Margaret Keelan’s ceramic sculptures are glazed, stained, fired, then glazed, stained and fired again to give the surfaces the look of disintegrating, painted over weathered wood. She explains, “This softening and reduction of form so that its essential nature is revealed is a metaphor I am using for life being lived, my exploration of the process of growing up and growing older.”
Keelan’s figurative sculptures confront issues of mortality, decay, beauty, aging and innocence. In her article Margaret Keelan’s Intimate and Universal Stories, Cheryl Coon describes how, “The skin-like malleability of the clay has been stained and manipulated to show all the scars and scratches and gouges. The sculptures appear to have been excavated, but not restored to any previous state of pristine beauty. They reveal their raw, exposed and broken selves.”
The labor-intensive process that goes into the creation of the work is itself a ritual of transformation. Many of the figures hold a smaller character or animal. The interpretation of this is left deliberately ambiguous -- another doll, a child, a pet, or another version of the self? The artist’s focus on the boundaries between the adult and the child and self-reflection draws on dreams, spirituality and an emotional passion.
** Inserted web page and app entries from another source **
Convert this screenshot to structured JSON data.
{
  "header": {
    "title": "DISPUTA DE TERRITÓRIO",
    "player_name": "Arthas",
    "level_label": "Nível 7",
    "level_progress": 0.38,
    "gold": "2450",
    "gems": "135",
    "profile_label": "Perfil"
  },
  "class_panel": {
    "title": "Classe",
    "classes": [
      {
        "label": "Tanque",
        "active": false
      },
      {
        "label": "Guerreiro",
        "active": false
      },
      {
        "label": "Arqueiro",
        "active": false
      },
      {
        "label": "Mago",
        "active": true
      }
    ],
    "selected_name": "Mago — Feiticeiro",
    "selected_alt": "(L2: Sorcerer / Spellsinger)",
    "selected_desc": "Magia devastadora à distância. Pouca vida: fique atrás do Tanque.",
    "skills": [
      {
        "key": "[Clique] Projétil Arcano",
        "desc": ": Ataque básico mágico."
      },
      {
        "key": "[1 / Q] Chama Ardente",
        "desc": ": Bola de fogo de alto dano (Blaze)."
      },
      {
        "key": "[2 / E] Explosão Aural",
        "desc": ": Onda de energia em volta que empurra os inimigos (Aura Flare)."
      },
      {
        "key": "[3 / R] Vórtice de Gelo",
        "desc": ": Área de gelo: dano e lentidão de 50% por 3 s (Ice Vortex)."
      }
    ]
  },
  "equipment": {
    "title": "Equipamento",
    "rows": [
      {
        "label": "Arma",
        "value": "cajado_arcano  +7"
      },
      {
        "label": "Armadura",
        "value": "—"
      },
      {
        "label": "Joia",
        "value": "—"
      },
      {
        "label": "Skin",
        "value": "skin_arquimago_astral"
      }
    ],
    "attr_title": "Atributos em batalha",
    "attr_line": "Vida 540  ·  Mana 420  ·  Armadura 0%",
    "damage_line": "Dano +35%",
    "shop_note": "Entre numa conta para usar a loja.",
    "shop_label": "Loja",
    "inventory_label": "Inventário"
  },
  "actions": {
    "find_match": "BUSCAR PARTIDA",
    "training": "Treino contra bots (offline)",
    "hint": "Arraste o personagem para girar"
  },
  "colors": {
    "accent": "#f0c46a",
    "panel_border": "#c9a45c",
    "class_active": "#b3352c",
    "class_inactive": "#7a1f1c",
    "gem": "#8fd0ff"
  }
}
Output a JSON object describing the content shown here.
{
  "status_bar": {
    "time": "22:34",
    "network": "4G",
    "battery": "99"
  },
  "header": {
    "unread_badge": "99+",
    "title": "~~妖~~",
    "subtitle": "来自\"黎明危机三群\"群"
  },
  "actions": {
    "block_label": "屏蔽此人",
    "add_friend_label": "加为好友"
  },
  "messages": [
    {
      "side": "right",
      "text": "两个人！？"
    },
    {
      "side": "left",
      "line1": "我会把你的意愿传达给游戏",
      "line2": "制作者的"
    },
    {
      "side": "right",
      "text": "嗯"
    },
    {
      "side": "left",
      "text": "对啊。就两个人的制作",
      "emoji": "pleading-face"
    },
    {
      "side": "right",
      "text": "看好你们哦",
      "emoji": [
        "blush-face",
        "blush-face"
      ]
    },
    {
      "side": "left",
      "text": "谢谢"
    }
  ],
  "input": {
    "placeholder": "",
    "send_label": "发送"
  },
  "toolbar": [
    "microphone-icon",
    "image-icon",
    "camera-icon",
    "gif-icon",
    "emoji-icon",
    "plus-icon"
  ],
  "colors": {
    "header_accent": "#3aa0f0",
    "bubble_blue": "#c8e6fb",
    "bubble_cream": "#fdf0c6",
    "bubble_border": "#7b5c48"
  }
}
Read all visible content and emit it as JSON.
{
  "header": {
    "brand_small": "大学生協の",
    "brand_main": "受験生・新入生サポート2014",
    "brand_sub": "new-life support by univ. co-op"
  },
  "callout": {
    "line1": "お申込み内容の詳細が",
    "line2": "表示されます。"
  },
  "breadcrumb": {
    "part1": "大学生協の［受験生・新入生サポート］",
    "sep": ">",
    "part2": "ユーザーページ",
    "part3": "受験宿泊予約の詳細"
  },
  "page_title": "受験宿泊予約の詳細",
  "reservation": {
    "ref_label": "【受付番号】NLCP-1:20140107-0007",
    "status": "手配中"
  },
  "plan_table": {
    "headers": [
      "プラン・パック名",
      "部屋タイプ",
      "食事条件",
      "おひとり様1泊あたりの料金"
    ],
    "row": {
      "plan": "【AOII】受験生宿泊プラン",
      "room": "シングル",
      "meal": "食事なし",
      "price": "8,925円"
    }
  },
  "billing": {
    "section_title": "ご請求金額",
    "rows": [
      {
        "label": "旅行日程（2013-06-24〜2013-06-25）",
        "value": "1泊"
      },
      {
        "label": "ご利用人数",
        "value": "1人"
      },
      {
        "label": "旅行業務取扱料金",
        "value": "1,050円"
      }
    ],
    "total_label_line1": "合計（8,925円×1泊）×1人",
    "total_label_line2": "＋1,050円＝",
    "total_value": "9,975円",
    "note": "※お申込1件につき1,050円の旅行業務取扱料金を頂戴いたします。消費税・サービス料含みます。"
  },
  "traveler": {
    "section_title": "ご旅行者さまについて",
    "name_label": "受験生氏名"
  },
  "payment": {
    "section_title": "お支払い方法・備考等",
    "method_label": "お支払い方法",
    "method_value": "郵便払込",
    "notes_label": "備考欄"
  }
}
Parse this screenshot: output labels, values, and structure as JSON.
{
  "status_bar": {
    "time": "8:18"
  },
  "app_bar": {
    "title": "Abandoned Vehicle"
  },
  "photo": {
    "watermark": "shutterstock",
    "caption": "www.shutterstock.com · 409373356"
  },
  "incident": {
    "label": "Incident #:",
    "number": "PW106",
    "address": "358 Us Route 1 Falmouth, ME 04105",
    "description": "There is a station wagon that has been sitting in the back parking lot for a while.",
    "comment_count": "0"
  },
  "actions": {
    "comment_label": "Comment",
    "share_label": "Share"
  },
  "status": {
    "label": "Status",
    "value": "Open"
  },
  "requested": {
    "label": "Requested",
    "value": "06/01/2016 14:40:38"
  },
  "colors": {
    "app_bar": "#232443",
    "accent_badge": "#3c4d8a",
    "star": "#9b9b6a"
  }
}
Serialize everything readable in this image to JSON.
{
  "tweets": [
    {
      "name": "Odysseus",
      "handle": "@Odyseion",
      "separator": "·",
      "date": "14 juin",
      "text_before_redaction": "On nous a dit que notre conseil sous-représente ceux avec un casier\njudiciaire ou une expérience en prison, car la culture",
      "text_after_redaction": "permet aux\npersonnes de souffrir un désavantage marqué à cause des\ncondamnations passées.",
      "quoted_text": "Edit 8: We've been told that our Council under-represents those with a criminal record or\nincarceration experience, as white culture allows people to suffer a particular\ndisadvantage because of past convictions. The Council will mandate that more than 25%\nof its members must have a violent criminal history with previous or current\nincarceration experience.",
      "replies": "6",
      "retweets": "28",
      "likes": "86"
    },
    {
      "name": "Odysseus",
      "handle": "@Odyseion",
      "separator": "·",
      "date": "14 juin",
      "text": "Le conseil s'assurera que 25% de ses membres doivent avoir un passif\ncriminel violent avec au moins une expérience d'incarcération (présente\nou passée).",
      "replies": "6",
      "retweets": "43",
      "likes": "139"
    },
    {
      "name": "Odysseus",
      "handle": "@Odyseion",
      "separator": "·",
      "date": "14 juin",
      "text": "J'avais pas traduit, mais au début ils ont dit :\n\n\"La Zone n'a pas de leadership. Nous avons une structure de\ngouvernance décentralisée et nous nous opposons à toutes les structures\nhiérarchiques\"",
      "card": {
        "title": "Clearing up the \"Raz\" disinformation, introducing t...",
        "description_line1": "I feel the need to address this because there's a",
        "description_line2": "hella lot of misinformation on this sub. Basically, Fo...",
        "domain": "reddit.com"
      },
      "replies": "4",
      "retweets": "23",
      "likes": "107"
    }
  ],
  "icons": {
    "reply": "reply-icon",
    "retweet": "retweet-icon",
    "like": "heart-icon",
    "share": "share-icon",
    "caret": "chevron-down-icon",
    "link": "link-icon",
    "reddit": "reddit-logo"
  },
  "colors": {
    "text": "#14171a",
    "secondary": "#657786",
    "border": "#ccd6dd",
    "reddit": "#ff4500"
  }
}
Margaret Keelan is the Associate Director of the School of Sculpture at the Academy of Art University in San Francisco, where she also teaches ceramics. She received an Advanced B.A. from the University of Saskatchewan, Canada and an M.F.A. in ceramic sculpture from the University of Utah, Salt Lake City. Her work has been featured in numerous books including Lark Books, 500 Figures in Clay, Volumes 1 and 2, Ceramics and the Human Figure by Edith Garcia, The Craft and Art of Clay, Contemporary Ceramics and Working With Clay by Susan Peterson.